Fringe World Review: Modicum Theatre Perth, Hansel and/or Gretel
Leederville Function Centre, 18 January
Review by Rosalind Appleby
The small stage in the Leederville Function Centre is encircled with a forest of (Christmas) trees, setting the scene for Modicum Theatre Perth’s production of Hansel and/or Gretel. In the centre is a wooden door – there is a lot of door knocking in fairy tales! – and young audience members flock to the picnic rugs spread in front of the stage.
The choose-your-own adventure version of this classic fairy tale by local writer Stephanie Ferguson is initially straightforward. It is narrated by fairy godmother Aaron Hamilton and all goes smoothly until the two children (Sarah Lewis as Hansel, Julia Haile as Gretel) argue over whether to eat the gingerbread house or not. The godmother interjects and suggests an audience vote and so the tale continues as the children wander through the wood encountering various characters. The enthusiastic audience made some interesting choices along the way, including opting for health food rather than eating the gingerbread house (cue bowls of porridge and Three Bears segue), and choosing to trust the wolf rather than proceed directly to grandma’s house (Little Red Riding Hood).

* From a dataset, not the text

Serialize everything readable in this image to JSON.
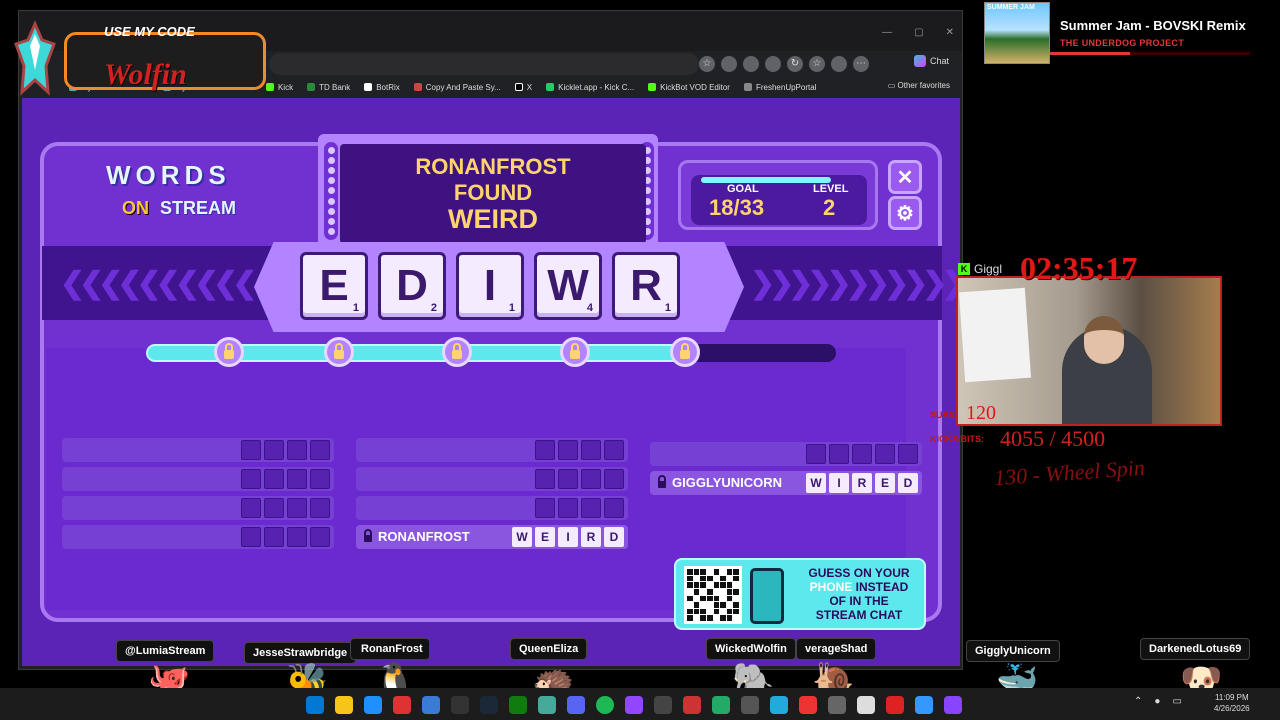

Of course you can’t fool children. “They are getting the story mixed up!” cried one child as the porridge bowls came out. But the cast took us all along for the ride, singing and dancing along with Hansel and Gretel and/or various other interlopers as they journeyed through the woods.
Modicum Theatre is an independent amateur company but what the young actors and design team (Laura Hodges sound and lighting) lack in sophistication they make up for in creativity. The audience interaction enlivens what is otherwise a fairly slow paced show. A highlight was the unexpected humour sparked by the wolf getting accidentally tangled in grandma’s knitting.
Hansel and/or Gretel is worth checking out with younger children (under 7) who will appreciate the friendly interaction and simple plot. Just make sure they know the story beforehand so they can recognise the deviations.